--- PROBLEM DESCRIPTION ---
Give the data a second time, exactly and in full.

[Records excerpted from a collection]
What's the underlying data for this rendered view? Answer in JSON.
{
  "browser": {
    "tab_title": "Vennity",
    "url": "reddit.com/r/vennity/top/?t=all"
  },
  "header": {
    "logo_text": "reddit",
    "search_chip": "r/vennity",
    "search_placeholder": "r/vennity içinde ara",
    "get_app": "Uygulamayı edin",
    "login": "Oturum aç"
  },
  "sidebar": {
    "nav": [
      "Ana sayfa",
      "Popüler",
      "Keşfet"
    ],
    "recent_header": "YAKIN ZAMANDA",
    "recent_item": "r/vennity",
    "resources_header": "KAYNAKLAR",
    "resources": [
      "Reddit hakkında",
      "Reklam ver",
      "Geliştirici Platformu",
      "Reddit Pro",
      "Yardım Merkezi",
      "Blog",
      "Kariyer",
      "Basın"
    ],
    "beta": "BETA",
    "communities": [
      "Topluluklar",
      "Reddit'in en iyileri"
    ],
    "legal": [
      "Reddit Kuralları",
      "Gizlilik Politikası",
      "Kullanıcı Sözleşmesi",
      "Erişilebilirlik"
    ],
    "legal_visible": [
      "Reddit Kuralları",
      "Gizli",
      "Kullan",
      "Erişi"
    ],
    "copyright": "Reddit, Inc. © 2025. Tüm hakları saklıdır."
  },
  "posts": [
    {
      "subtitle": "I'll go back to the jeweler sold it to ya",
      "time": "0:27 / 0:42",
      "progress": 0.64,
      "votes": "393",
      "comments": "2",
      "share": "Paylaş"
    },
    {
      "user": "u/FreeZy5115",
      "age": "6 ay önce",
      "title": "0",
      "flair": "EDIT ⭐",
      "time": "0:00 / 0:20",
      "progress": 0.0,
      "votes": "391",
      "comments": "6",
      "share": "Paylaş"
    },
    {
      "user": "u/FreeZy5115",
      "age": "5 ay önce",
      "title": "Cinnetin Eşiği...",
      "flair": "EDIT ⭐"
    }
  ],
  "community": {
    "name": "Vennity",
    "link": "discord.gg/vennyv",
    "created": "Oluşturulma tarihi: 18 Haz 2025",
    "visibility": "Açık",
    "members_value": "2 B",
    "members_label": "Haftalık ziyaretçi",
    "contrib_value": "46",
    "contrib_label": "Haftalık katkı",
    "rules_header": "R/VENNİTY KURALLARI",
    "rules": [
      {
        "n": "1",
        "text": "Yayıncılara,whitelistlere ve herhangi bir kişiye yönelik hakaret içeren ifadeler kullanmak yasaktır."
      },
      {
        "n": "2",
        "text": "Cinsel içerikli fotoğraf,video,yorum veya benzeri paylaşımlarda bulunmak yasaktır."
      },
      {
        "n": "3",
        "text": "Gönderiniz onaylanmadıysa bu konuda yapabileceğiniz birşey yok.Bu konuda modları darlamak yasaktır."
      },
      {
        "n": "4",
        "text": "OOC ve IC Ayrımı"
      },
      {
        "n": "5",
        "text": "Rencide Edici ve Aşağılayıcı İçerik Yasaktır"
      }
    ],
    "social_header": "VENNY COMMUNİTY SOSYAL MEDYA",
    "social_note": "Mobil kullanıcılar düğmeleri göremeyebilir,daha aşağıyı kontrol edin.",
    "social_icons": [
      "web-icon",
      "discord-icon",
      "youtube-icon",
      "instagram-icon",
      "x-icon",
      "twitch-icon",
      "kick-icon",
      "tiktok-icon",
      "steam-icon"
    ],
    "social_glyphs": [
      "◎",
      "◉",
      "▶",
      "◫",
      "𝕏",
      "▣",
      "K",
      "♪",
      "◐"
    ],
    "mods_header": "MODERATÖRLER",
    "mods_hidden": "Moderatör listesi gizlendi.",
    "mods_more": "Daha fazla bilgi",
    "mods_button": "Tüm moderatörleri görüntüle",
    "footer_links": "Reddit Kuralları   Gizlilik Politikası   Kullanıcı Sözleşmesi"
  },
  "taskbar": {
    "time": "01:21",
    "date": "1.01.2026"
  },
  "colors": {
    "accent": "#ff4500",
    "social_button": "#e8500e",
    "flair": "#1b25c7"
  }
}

--- EXERCISE RESPONSE ---
What's the underlying data for this rendered view? Answer in JSON.
{
  "browser": {
    "tab_title": "Vennity",
    "url": "reddit.com/r/vennity/top/?t=all"
  },
  "header": {
    "logo_text": "reddit",
    "search_chip": "r/vennity",
    "search_placeholder": "r/vennity içinde ara",
    "get_app": "Uygulamayı edin",
    "login": "Oturum aç"
  },
  "sidebar": {
    "nav": [
      "Ana sayfa",
      "Popüler",
      "Keşfet"
    ],
    "recent_header": "YAKIN ZAMANDA",
    "recent_item": "r/vennity",
    "resources_header": "KAYNAKLAR",
    "resources": [
      "Reddit hakkında",
      "Reklam ver",
      "Geliştirici Platformu",
      "Reddit Pro",
      "Yardım Merkezi",
      "Blog",
      "Kariyer",
      "Basın"
    ],
    "beta": "BETA",
    "communities": [
      "Topluluklar",
      "Reddit'in en iyileri"
    ],
    "legal": [
      "Reddit Kuralları",
      "Gizlilik Politikası",
      "Kullanıcı Sözleşmesi",
      "Erişilebilirlik"
    ],
    "legal_visible": [
      "Reddit Kuralları",
      "Gizli",
      "Kullan",
      "Erişi"
    ],
    "copyright": "Reddit, Inc. © 2025. Tüm hakları saklıdır."
  },
  "posts": [
    {
      "subtitle": "I'll go back to the jeweler sold it to ya",
      "time": "0:27 / 0:42",
      "progress": 0.64,
      "votes": "393",
      "comments": "2",
      "share": "Paylaş"
    },
    {
      "user": "u/FreeZy5115",
      "age": "6 ay önce",
      "title": "0",
      "flair": "EDIT ⭐",
      "time": "0:00 / 0:20",
      "progress": 0.0,
      "votes": "391",
      "comments": "6",
      "share": "Paylaş"
    },
    {
      "user": "u/FreeZy5115",
      "age": "5 ay önce",
      "title": "Cinnetin Eşiği...",
      "flair": "EDIT ⭐"
    }
  ],
  "community": {
    "name": "Vennity",
    "link": "discord.gg/vennyv",
    "created": "Oluşturulma tarihi: 18 Haz 2025",
    "visibility": "Açık",
    "members_value": "2 B",
    "members_label": "Haftalık ziyaretçi",
    "contrib_value": "46",
    "contrib_label": "Haftalık katkı",
    "rules_header": "R/VENNİTY KURALLARI",
    "rules": [
      {
        "n": "1",
        "text": "Yayıncılara,whitelistlere ve herhangi bir kişiye yönelik hakaret içeren ifadeler kullanmak yasaktır."
      },
      {
        "n": "2",
        "text": "Cinsel içerikli fotoğraf,video,yorum veya benzeri paylaşımlarda bulunmak yasaktır."
      },
      {
        "n": "3",
        "text": "Gönderiniz onaylanmadıysa bu konuda yapabileceğiniz birşey yok.Bu konuda modları darlamak yasaktır."
      },
      {
        "n": "4",
        "text": "OOC ve IC Ayrımı"
      },
      {
        "n": "5",
        "text": "Rencide Edici ve Aşağılayıcı İçerik Yasaktır"
      }
    ],
    "social_header": "VENNY COMMUNİTY SOSYAL MEDYA",
    "social_note": "Mobil kullanıcılar düğmeleri göremeyebilir,daha aşağıyı kontrol edin.",
    "social_icons": [
      "web-icon",
      "discord-icon",
      "youtube-icon",
      "instagram-icon",
      "x-icon",
      "twitch-icon",
      "kick-icon",
      "tiktok-icon",
      "steam-icon"
    ],
    "social_glyphs": [
      "◎",
      "◉",
      "▶",
      "◫",
      "𝕏",
      "▣",
      "K",
      "♪",
      "◐"
    ],
    "mods_header": "MODERATÖRLER",
    "mods_hidden": "Moderatör listesi gizlendi.",
    "mods_more": "Daha fazla bilgi",
    "mods_button": "Tüm moderatörleri görüntüle",
    "footer_links": "Reddit Kuralları   Gizlilik Politikası   Kullanıcı Sözleşmesi"
  },
  "taskbar": {
    "time": "01:21",
    "date": "1.01.2026"
  },
  "colors": {
    "accent": "#ff4500",
    "social_button": "#e8500e",
    "flair": "#1b25c7"
  }
}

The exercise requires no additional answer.